Exercise instructions: Where an entry contains an image, skip the image and print the rest exactly.

Web page and app entries:
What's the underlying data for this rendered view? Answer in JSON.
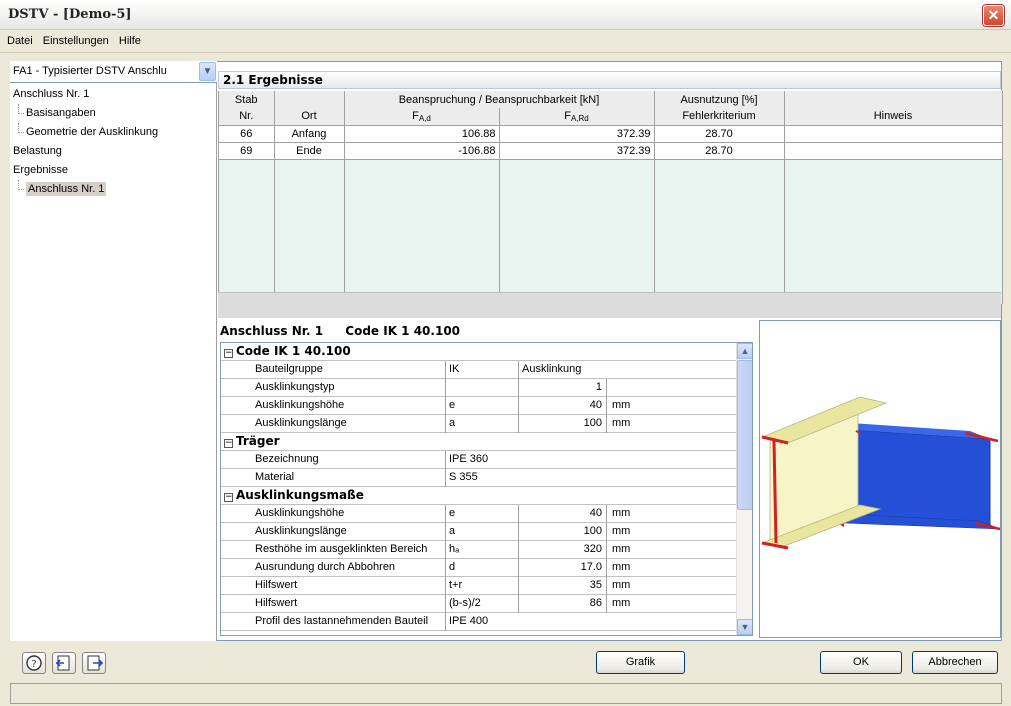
{
  "window": {
    "title": "DSTV - [Demo-5]"
  },
  "menu": [
    "Datei",
    "Einstellungen",
    "Hilfe"
  ],
  "connection_select": {
    "value": "FA1 - Typisierter DSTV Anschlu"
  },
  "tree": [
    {
      "label": "Anschluss Nr. 1",
      "level": 0
    },
    {
      "label": "Basisangaben",
      "level": 1
    },
    {
      "label": "Geometrie der Ausklinkung",
      "level": 1
    },
    {
      "label": "Belastung",
      "level": 0
    },
    {
      "label": "Ergebnisse",
      "level": 0
    },
    {
      "label": "Anschluss Nr. 1",
      "level": 1,
      "selected": true
    }
  ],
  "results": {
    "section_title": "2.1 Ergebnisse",
    "headers": {
      "stab_top": "Stab",
      "stab_bottom": "Nr.",
      "ort": "Ort",
      "group_title": "Beanspruchung / Beanspruchbarkeit [kN]",
      "fad_main": "F",
      "fad_sub": "A,d",
      "fard_main": "F",
      "fard_sub": "A,Rd",
      "ausnutzung_top": "Ausnutzung [%]",
      "ausnutzung_bottom": "Fehlerkriterium",
      "hinweis": "Hinweis"
    },
    "rows": [
      {
        "stab": "66",
        "ort": "Anfang",
        "fad": "106.88",
        "fard": "372.39",
        "ausnutzung": "28.70",
        "hinweis": ""
      },
      {
        "stab": "69",
        "ort": "Ende",
        "fad": "-106.88",
        "fard": "372.39",
        "ausnutzung": "28.70",
        "hinweis": ""
      }
    ]
  },
  "details": {
    "header_left": "Anschluss Nr. 1",
    "header_right": "Code IK 1 40.100",
    "groups": {
      "code": "Code IK 1 40.100",
      "traeger": "Träger",
      "ausklinkungsmasse": "Ausklinkungsmaße"
    },
    "code_rows": [
      {
        "label": "Bauteilgruppe",
        "symbol": "IK",
        "value": "Ausklinkung",
        "unit": "",
        "wide": true
      },
      {
        "label": "Ausklinkungstyp",
        "symbol": "",
        "value": "1",
        "unit": ""
      },
      {
        "label": "Ausklinkungshöhe",
        "symbol": "e",
        "value": "40",
        "unit": "mm"
      },
      {
        "label": "Ausklinkungslänge",
        "symbol": "a",
        "value": "100",
        "unit": "mm"
      }
    ],
    "traeger_rows": [
      {
        "label": "Bezeichnung",
        "symbol": "IPE 360"
      },
      {
        "label": "Material",
        "symbol": "S 355"
      }
    ],
    "mass_rows": [
      {
        "label": "Ausklinkungshöhe",
        "symbol": "e",
        "value": "40",
        "unit": "mm"
      },
      {
        "label": "Ausklinkungslänge",
        "symbol": "a",
        "value": "100",
        "unit": "mm"
      },
      {
        "label": "Resthöhe im ausgeklinkten Bereich",
        "symbol": "hₐ",
        "value": "320",
        "unit": "mm"
      },
      {
        "label": "Ausrundung durch Abbohren",
        "symbol": "d",
        "value": "17.0",
        "unit": "mm"
      },
      {
        "label": "Hilfswert",
        "symbol": "t+r",
        "value": "35",
        "unit": "mm"
      },
      {
        "label": "Hilfswert",
        "symbol": "(b-s)/2",
        "value": "86",
        "unit": "mm"
      },
      {
        "label": "Profil des lastannehmenden Bauteil",
        "symbol": "IPE 400",
        "value": "",
        "unit": ""
      }
    ]
  },
  "buttons": {
    "grafik": "Grafik",
    "ok": "OK",
    "cancel": "Abbrechen"
  },
  "colors": {
    "beam_flange": "#f2f0b4",
    "beam_web": "#f7f5c8",
    "connected_beam": "#2450d8",
    "section_edge": "#d02020"
  }
}
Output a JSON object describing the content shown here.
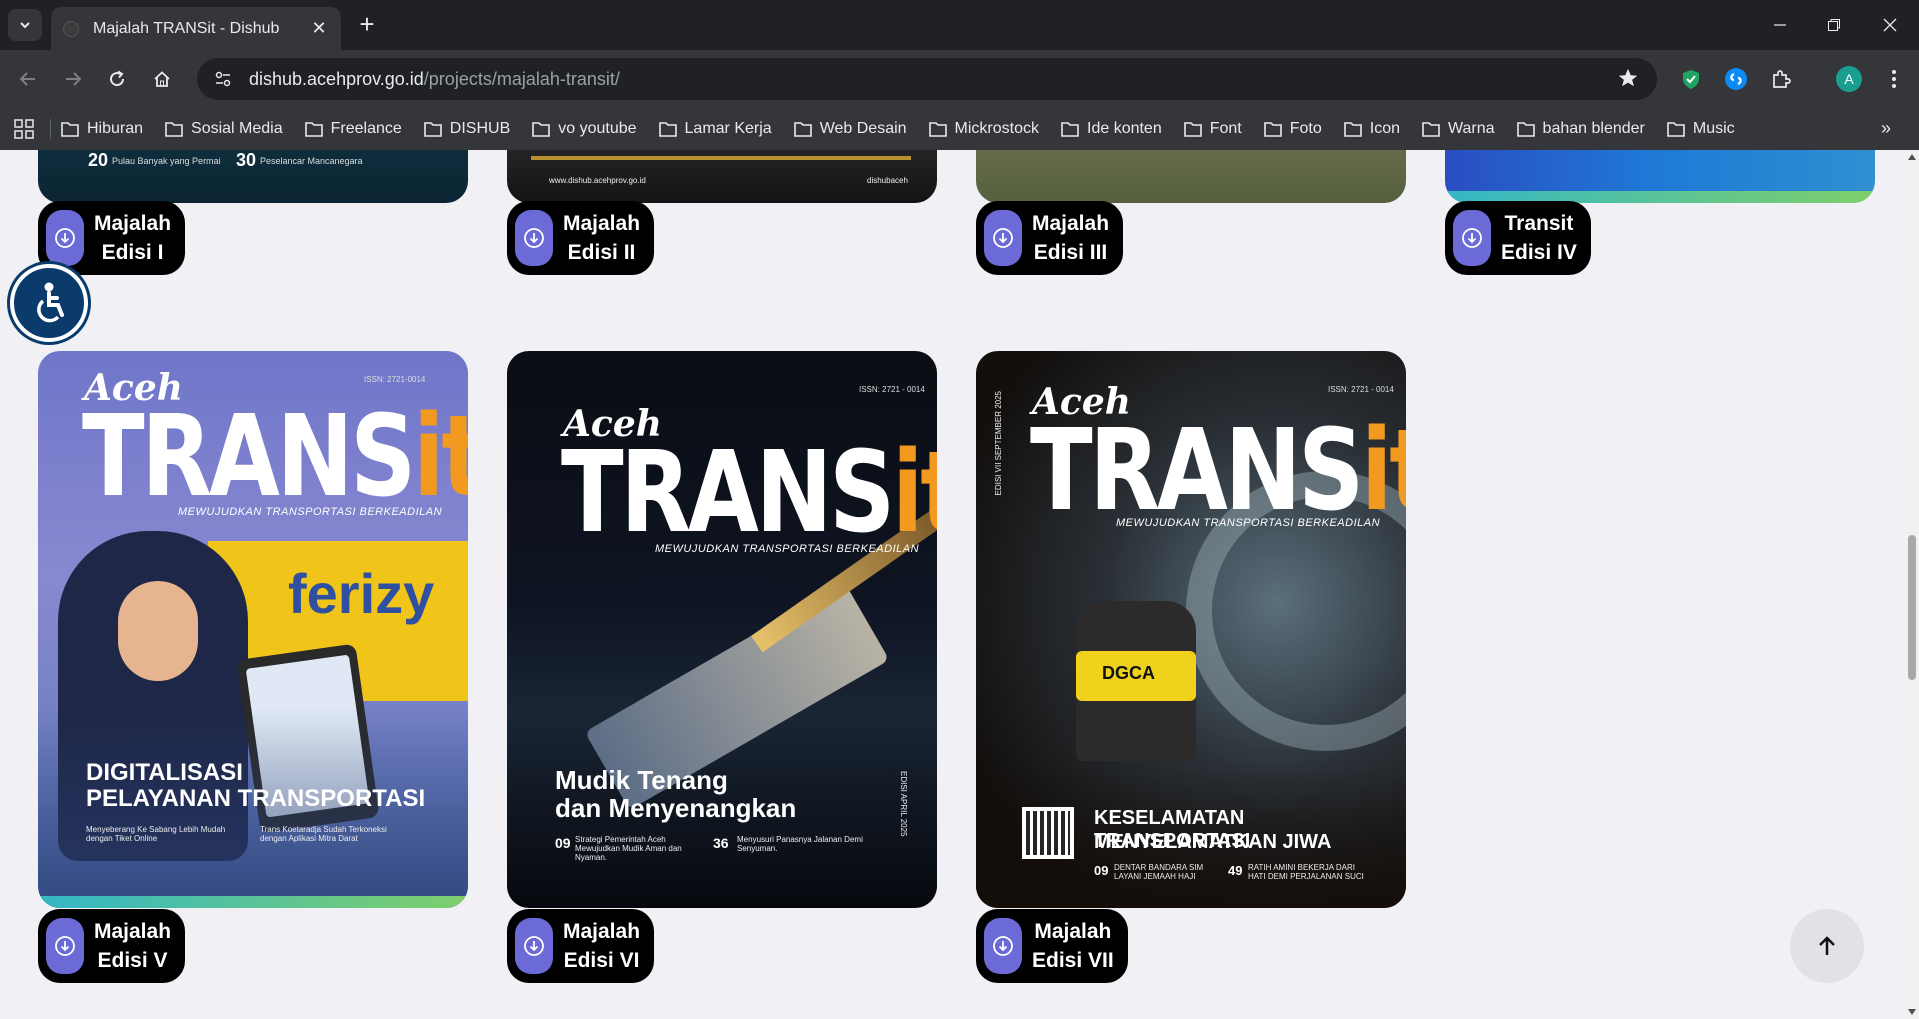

Output of the task:
What's the underlying data for this rendered view? Answer in JSON.
{
  "window": {
    "title": "DSTV - [Demo-5]"
  },
  "menu": [
    "Datei",
    "Einstellungen",
    "Hilfe"
  ],
  "connection_select": {
    "value": "FA1 - Typisierter DSTV Anschlu"
  },
  "tree": [
    {
      "label": "Anschluss Nr. 1",
      "level": 0
    },
    {
      "label": "Basisangaben",
      "level": 1
    },
    {
      "label": "Geometrie der Ausklinkung",
      "level": 1
    },
    {
      "label": "Belastung",
      "level": 0
    },
    {
      "label": "Ergebnisse",
      "level": 0
    },
    {
      "label": "Anschluss Nr. 1",
      "level": 1,
      "selected": true
    }
  ],
  "results": {
    "section_title": "2.1 Ergebnisse",
    "headers": {
      "stab_top": "Stab",
      "stab_bottom": "Nr.",
      "ort": "Ort",
      "group_title": "Beanspruchung / Beanspruchbarkeit [kN]",
      "fad_main": "F",
      "fad_sub": "A,d",
      "fard_main": "F",
      "fard_sub": "A,Rd",
      "ausnutzung_top": "Ausnutzung [%]",
      "ausnutzung_bottom": "Fehlerkriterium",
      "hinweis": "Hinweis"
    },
    "rows": [
      {
        "stab": "66",
        "ort": "Anfang",
        "fad": "106.88",
        "fard": "372.39",
        "ausnutzung": "28.70",
        "hinweis": ""
      },
      {
        "stab": "69",
        "ort": "Ende",
        "fad": "-106.88",
        "fard": "372.39",
        "ausnutzung": "28.70",
        "hinweis": ""
      }
    ]
  },
  "details": {
    "header_left": "Anschluss Nr. 1",
    "header_right": "Code IK 1 40.100",
    "groups": {
      "code": "Code IK 1 40.100",
      "traeger": "Träger",
      "ausklinkungsmasse": "Ausklinkungsmaße"
    },
    "code_rows": [
      {
        "label": "Bauteilgruppe",
        "symbol": "IK",
        "value": "Ausklinkung",
        "unit": "",
        "wide": true
      },
      {
        "label": "Ausklinkungstyp",
        "symbol": "",
        "value": "1",
        "unit": ""
      },
      {
        "label": "Ausklinkungshöhe",
        "symbol": "e",
        "value": "40",
        "unit": "mm"
      },
      {
        "label": "Ausklinkungslänge",
        "symbol": "a",
        "value": "100",
        "unit": "mm"
      }
    ],
    "traeger_rows": [
      {
        "label": "Bezeichnung",
        "symbol": "IPE 360"
      },
      {
        "label": "Material",
        "symbol": "S 355"
      }
    ],
    "mass_rows": [
      {
        "label": "Ausklinkungshöhe",
        "symbol": "e",
        "value": "40",
        "unit": "mm"
      },
      {
        "label": "Ausklinkungslänge",
        "symbol": "a",
        "value": "100",
        "unit": "mm"
      },
      {
        "label": "Resthöhe im ausgeklinkten Bereich",
        "symbol": "hₐ",
        "value": "320",
        "unit": "mm"
      },
      {
        "label": "Ausrundung durch Abbohren",
        "symbol": "d",
        "value": "17.0",
        "unit": "mm"
      },
      {
        "label": "Hilfswert",
        "symbol": "t+r",
        "value": "35",
        "unit": "mm"
      },
      {
        "label": "Hilfswert",
        "symbol": "(b-s)/2",
        "value": "86",
        "unit": "mm"
      },
      {
        "label": "Profil des lastannehmenden Bauteil",
        "symbol": "IPE 400",
        "value": "",
        "unit": ""
      }
    ]
  },
  "buttons": {
    "grafik": "Grafik",
    "ok": "OK",
    "cancel": "Abbrechen"
  },
  "colors": {
    "beam_flange": "#f2f0b4",
    "beam_web": "#f7f5c8",
    "connected_beam": "#2450d8",
    "section_edge": "#d02020"
  }
}
Output a JSON object describing the content shown here.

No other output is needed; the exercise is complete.